◆ **Work task**
When copying the listing below, skip every picture and keep each word as it stands.

◆ **Supplied data**
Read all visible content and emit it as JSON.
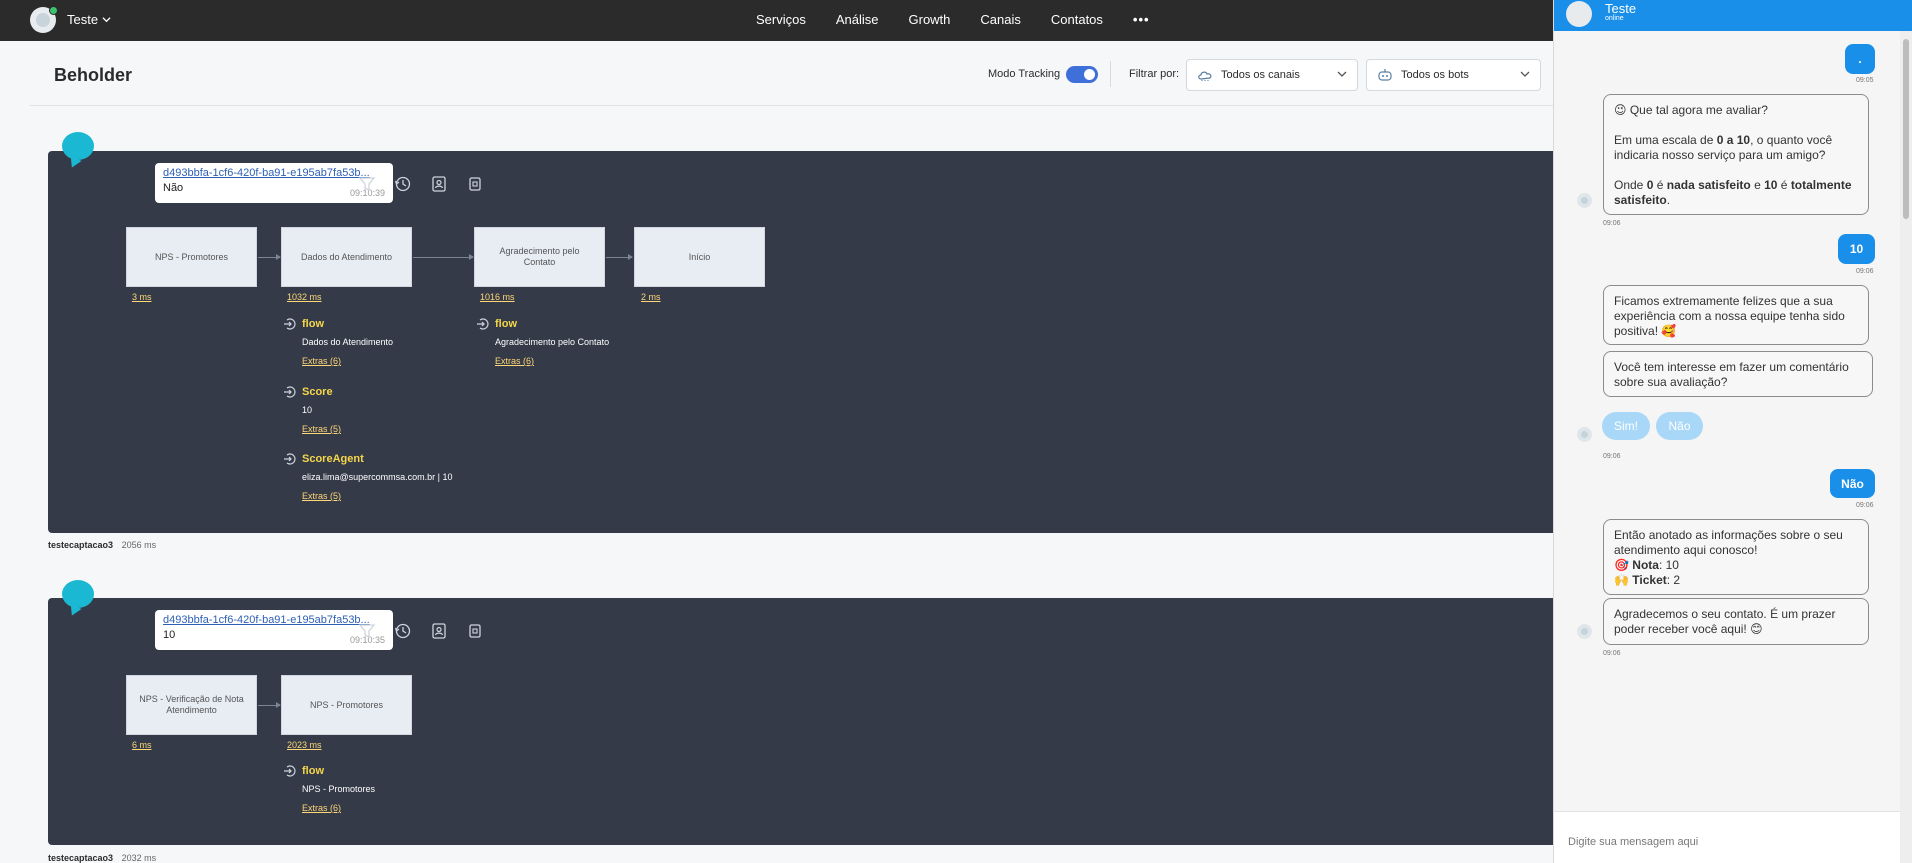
{
  "nav": {
    "workspace": "Teste",
    "items": [
      "Serviços",
      "Análise",
      "Growth",
      "Canais",
      "Contatos"
    ],
    "more": "•••"
  },
  "header": {
    "title": "Beholder",
    "tracking_label": "Modo Tracking",
    "tracking_on": true,
    "filter_label": "Filtrar por:",
    "channel_filter": "Todos os canais",
    "bot_filter": "Todos os bots"
  },
  "traces": [
    {
      "message_id": "d493bbfa-1cf6-420f-ba91-e195ab7fa53b...",
      "message_text": "Não",
      "message_time": "09:10:39",
      "nodes": [
        {
          "label": "NPS - Promotores",
          "ms": "3 ms"
        },
        {
          "label": "Dados do Atendimento",
          "ms": "1032 ms"
        },
        {
          "label": "Agradecimento pelo Contato",
          "ms": "1016 ms"
        },
        {
          "label": "Início",
          "ms": "2 ms"
        }
      ],
      "events_col1": [
        {
          "name": "flow",
          "value": "Dados do Atendimento",
          "extras": "Extras (6)"
        },
        {
          "name": "Score",
          "value": "10",
          "extras": "Extras (5)"
        },
        {
          "name": "ScoreAgent",
          "value": "eliza.lima@supercommsa.com.br | 10",
          "extras": "Extras (5)"
        }
      ],
      "events_col2": [
        {
          "name": "flow",
          "value": "Agradecimento pelo Contato",
          "extras": "Extras (6)"
        }
      ],
      "footer_bot": "testecaptacao3",
      "footer_ms": "2056 ms"
    },
    {
      "message_id": "d493bbfa-1cf6-420f-ba91-e195ab7fa53b...",
      "message_text": "10",
      "message_time": "09:10:35",
      "nodes": [
        {
          "label": "NPS - Verificação de Nota Atendimento",
          "ms": "6 ms"
        },
        {
          "label": "NPS - Promotores",
          "ms": "2023 ms"
        }
      ],
      "events_col1": [
        {
          "name": "flow",
          "value": "NPS - Promotores",
          "extras": "Extras (6)"
        }
      ],
      "footer_bot": "testecaptacao3",
      "footer_ms": "2032 ms"
    }
  ],
  "chat": {
    "name": "Teste",
    "status": "online",
    "messages": {
      "user_dot": ".",
      "user_dot_time": "09:05",
      "bot_eval_q": "😉 Que tal agora me avaliar?",
      "bot_eval_scale_1": "Em uma escala de ",
      "bot_eval_scale_b1": "0 a 10",
      "bot_eval_scale_2": ", o quanto você indicaria nosso serviço para um amigo?",
      "bot_eval_where_1": "Onde ",
      "bot_eval_where_b1": "0",
      "bot_eval_where_2": " é ",
      "bot_eval_where_b2": "nada satisfeito",
      "bot_eval_where_3": " e ",
      "bot_eval_where_b3": "10",
      "bot_eval_where_4": " é ",
      "bot_eval_where_b4": "totalmente satisfeito",
      "bot_eval_where_5": ".",
      "bot_eval_time": "09:06",
      "user_10": "10",
      "user_10_time": "09:06",
      "bot_happy": "Ficamos extremamente felizes que a sua experiência com a nossa equipe tenha sido positiva! 🥰",
      "bot_comment": "Você tem interesse em fazer um comentário sobre sua avaliação?",
      "qr_yes": "Sim!",
      "qr_no": "Não",
      "qr_time": "09:06",
      "user_nao": "Não",
      "user_nao_time": "09:06",
      "bot_summary_1": "Então anotado as informações sobre o seu atendimento aqui conosco!",
      "bot_summary_nota_label": "Nota",
      "bot_summary_nota_val": ": 10",
      "bot_summary_ticket_label": "Ticket",
      "bot_summary_ticket_val": ": 2",
      "bot_thanks": "Agradecemos o seu contato. É um prazer poder receber você aqui! 😊",
      "bot_thanks_time": "09:06"
    },
    "input_placeholder": "Digite sua mensagem aqui"
  }
}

◆ **Solved problem**
Read all visible content and emit it as JSON.
{
  "nav": {
    "workspace": "Teste",
    "items": [
      "Serviços",
      "Análise",
      "Growth",
      "Canais",
      "Contatos"
    ],
    "more": "•••"
  },
  "header": {
    "title": "Beholder",
    "tracking_label": "Modo Tracking",
    "tracking_on": true,
    "filter_label": "Filtrar por:",
    "channel_filter": "Todos os canais",
    "bot_filter": "Todos os bots"
  },
  "traces": [
    {
      "message_id": "d493bbfa-1cf6-420f-ba91-e195ab7fa53b...",
      "message_text": "Não",
      "message_time": "09:10:39",
      "nodes": [
        {
          "label": "NPS - Promotores",
          "ms": "3 ms"
        },
        {
          "label": "Dados do Atendimento",
          "ms": "1032 ms"
        },
        {
          "label": "Agradecimento pelo Contato",
          "ms": "1016 ms"
        },
        {
          "label": "Início",
          "ms": "2 ms"
        }
      ],
      "events_col1": [
        {
          "name": "flow",
          "value": "Dados do Atendimento",
          "extras": "Extras (6)"
        },
        {
          "name": "Score",
          "value": "10",
          "extras": "Extras (5)"
        },
        {
          "name": "ScoreAgent",
          "value": "eliza.lima@supercommsa.com.br | 10",
          "extras": "Extras (5)"
        }
      ],
      "events_col2": [
        {
          "name": "flow",
          "value": "Agradecimento pelo Contato",
          "extras": "Extras (6)"
        }
      ],
      "footer_bot": "testecaptacao3",
      "footer_ms": "2056 ms"
    },
    {
      "message_id": "d493bbfa-1cf6-420f-ba91-e195ab7fa53b...",
      "message_text": "10",
      "message_time": "09:10:35",
      "nodes": [
        {
          "label": "NPS - Verificação de Nota Atendimento",
          "ms": "6 ms"
        },
        {
          "label": "NPS - Promotores",
          "ms": "2023 ms"
        }
      ],
      "events_col1": [
        {
          "name": "flow",
          "value": "NPS - Promotores",
          "extras": "Extras (6)"
        }
      ],
      "footer_bot": "testecaptacao3",
      "footer_ms": "2032 ms"
    }
  ],
  "chat": {
    "name": "Teste",
    "status": "online",
    "messages": {
      "user_dot": ".",
      "user_dot_time": "09:05",
      "bot_eval_q": "😉 Que tal agora me avaliar?",
      "bot_eval_scale_1": "Em uma escala de ",
      "bot_eval_scale_b1": "0 a 10",
      "bot_eval_scale_2": ", o quanto você indicaria nosso serviço para um amigo?",
      "bot_eval_where_1": "Onde ",
      "bot_eval_where_b1": "0",
      "bot_eval_where_2": " é ",
      "bot_eval_where_b2": "nada satisfeito",
      "bot_eval_where_3": " e ",
      "bot_eval_where_b3": "10",
      "bot_eval_where_4": " é ",
      "bot_eval_where_b4": "totalmente satisfeito",
      "bot_eval_where_5": ".",
      "bot_eval_time": "09:06",
      "user_10": "10",
      "user_10_time": "09:06",
      "bot_happy": "Ficamos extremamente felizes que a sua experiência com a nossa equipe tenha sido positiva! 🥰",
      "bot_comment": "Você tem interesse em fazer um comentário sobre sua avaliação?",
      "qr_yes": "Sim!",
      "qr_no": "Não",
      "qr_time": "09:06",
      "user_nao": "Não",
      "user_nao_time": "09:06",
      "bot_summary_1": "Então anotado as informações sobre o seu atendimento aqui conosco!",
      "bot_summary_nota_label": "Nota",
      "bot_summary_nota_val": ": 10",
      "bot_summary_ticket_label": "Ticket",
      "bot_summary_ticket_val": ": 2",
      "bot_thanks": "Agradecemos o seu contato. É um prazer poder receber você aqui! 😊",
      "bot_thanks_time": "09:06"
    },
    "input_placeholder": "Digite sua mensagem aqui"
  }
}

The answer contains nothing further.